The survey findings reveal differences between male and female SME decision makers. Of the 60% who do not have a business succession plan, 66% were women and 54% were men. Among the 40% who have planned for succession, 63% of men have included a pension as part of their future business strategy, versus just 43% of women. However, slightly more women have included training/upskilling for next generation leaders (50%) within their plan, versus 46% of men surveyed. Of those planning on developing a succession strategy, the survey reveals a significant gender split of 21% male versus 12% female.
Approximately 75% of Irish owned businesses in the private sector are family owned. However, lack of effective succession planning is one of the main reasons why many family businesses fail to survive to the second generation with even fewer surviving to the third generation and beyond. Research indicates just 30% of family business transfer successfully from one generation to the next.
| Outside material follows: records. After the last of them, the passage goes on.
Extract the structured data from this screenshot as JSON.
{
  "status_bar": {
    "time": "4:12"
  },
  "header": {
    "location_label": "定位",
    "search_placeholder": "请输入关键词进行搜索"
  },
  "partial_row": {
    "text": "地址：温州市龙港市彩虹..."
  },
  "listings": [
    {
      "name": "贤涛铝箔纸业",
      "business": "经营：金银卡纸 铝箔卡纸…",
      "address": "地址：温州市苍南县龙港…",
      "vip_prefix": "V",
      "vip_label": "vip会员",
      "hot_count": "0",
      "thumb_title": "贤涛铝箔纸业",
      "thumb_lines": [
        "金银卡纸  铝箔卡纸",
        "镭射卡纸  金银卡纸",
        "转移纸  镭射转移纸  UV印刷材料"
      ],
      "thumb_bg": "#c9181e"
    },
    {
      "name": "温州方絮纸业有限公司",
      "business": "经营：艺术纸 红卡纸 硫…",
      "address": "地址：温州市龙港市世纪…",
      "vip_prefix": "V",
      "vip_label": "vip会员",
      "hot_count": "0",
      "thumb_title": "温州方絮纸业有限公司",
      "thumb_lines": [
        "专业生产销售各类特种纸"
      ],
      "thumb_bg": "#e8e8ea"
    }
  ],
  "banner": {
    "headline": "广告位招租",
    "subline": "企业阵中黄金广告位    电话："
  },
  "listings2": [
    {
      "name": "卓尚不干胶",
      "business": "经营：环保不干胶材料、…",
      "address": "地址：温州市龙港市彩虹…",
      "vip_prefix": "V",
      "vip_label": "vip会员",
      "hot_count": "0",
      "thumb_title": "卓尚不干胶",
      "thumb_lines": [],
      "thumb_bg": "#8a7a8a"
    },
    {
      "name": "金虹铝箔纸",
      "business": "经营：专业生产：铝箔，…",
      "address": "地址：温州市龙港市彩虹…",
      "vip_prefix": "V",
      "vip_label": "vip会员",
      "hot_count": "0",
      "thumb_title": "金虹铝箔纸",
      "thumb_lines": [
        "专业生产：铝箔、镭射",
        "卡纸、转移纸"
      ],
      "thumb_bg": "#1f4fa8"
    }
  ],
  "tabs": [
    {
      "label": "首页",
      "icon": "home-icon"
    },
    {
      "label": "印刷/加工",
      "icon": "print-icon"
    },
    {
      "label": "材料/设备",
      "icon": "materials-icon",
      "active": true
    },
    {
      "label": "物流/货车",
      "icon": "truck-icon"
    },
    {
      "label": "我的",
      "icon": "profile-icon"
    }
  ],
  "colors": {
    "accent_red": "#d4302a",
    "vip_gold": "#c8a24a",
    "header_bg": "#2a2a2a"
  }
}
David Quinn, Managing Director, Investwise Financial Planning said, “Our research reveals a significant opportunity for SME/family businesses to secure their future by proactively planning for succession. SME owner/managers pour their heart and soul into their businesses; protecting a business legacy and creating a strong path to future success for the next generation are too important to leave on the long finger. Now more than ever, with all today’s complex challenges facing SMEs, is the time to think about how you can future proof your business and ensure that all the sacrifice and hard work is not wasted but securely invested in an operation fit for the future.”
Reasons for SMEs not developing a succession plan included lack of understanding or knowledge of what is required and not knowing where to start (22%), day-to-day business operations being all consuming (19%) and the challenge of balancing family versus business interests (12%). One third of respondents (33%) said that succession was not a priority as it was a long way off in the future.
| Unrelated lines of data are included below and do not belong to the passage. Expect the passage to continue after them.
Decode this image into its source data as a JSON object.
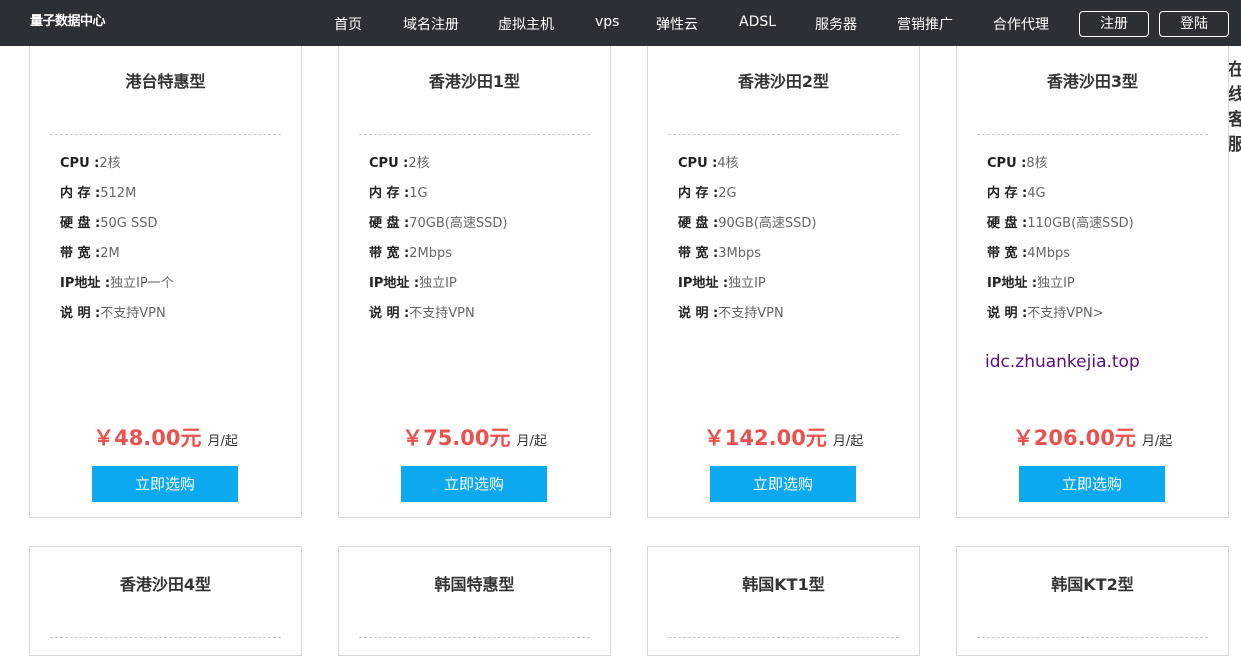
{
  "header": {
    "logo": "量子数据中心",
    "nav": [
      "首页",
      "域名注册",
      "虚拟主机",
      "vps",
      "弹性云",
      "ADSL",
      "服务器",
      "营销推广",
      "合作代理"
    ],
    "register": "注册",
    "login": "登陆"
  },
  "side": {
    "label": "在线客服"
  },
  "watermark": "idc.zhuankejia.top",
  "spec_labels": {
    "cpu": "CPU :",
    "mem": "内  存 :",
    "disk": "硬 盘 :",
    "bw": "带 宽 :",
    "ip": "IP地址 :",
    "note": "说 明 :"
  },
  "buy_label": "立即选购",
  "price_unit": "月/起",
  "plans": [
    {
      "name": "港台特惠型",
      "cpu": "2核",
      "mem": "512M",
      "disk": "50G SSD",
      "bw": "2M",
      "ip": "独立IP一个",
      "note": "不支持VPN",
      "price": "￥48.00元"
    },
    {
      "name": "香港沙田1型",
      "cpu": "2核",
      "mem": "1G",
      "disk": "70GB(高速SSD)",
      "bw": "2Mbps",
      "ip": "独立IP",
      "note": "不支持VPN",
      "price": "￥75.00元"
    },
    {
      "name": "香港沙田2型",
      "cpu": "4核",
      "mem": "2G",
      "disk": "90GB(高速SSD)",
      "bw": "3Mbps",
      "ip": "独立IP",
      "note": "不支持VPN",
      "price": "￥142.00元"
    },
    {
      "name": "香港沙田3型",
      "cpu": "8核",
      "mem": "4G",
      "disk": "110GB(高速SSD)",
      "bw": "4Mbps",
      "ip": "独立IP",
      "note": "不支持VPN>",
      "price": "￥206.00元"
    },
    {
      "name": "香港沙田4型"
    },
    {
      "name": "韩国特惠型"
    },
    {
      "name": "韩国KT1型"
    },
    {
      "name": "韩国KT2型"
    }
  ]
}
Of the 40% who have developed a succession plan, 54% said their plan includes a pension plan; 48% agree training/upskilling for next generation of leaders is included; 37% said a leadership retirement plan; 37% an inheritance plan including Trusts, gifting and wills and 16% inter-generational transfer of ownership and control.
When asked what they hoped to achieve from a succession plan 50% stated tax efficiency, 50% said protect wealth, 50% said it should support future business success, 48% agreed it would equip the next generation with skills and know-how for the future while 35% said it should help to manage the transition of ownership and management control from one generation to the next.
Positively, of all respondents surveyed, 52% said that succession planning should begin 6-10 years before retirement. 39% thought it should begin 3-5 years prior while 9% said 1-2 years.
SMEs/family businesses in Dublin (45%) and Munster (41%) were more likely to have developed a succession plan than those based in Connaught, Ulster or the rest of Leinster.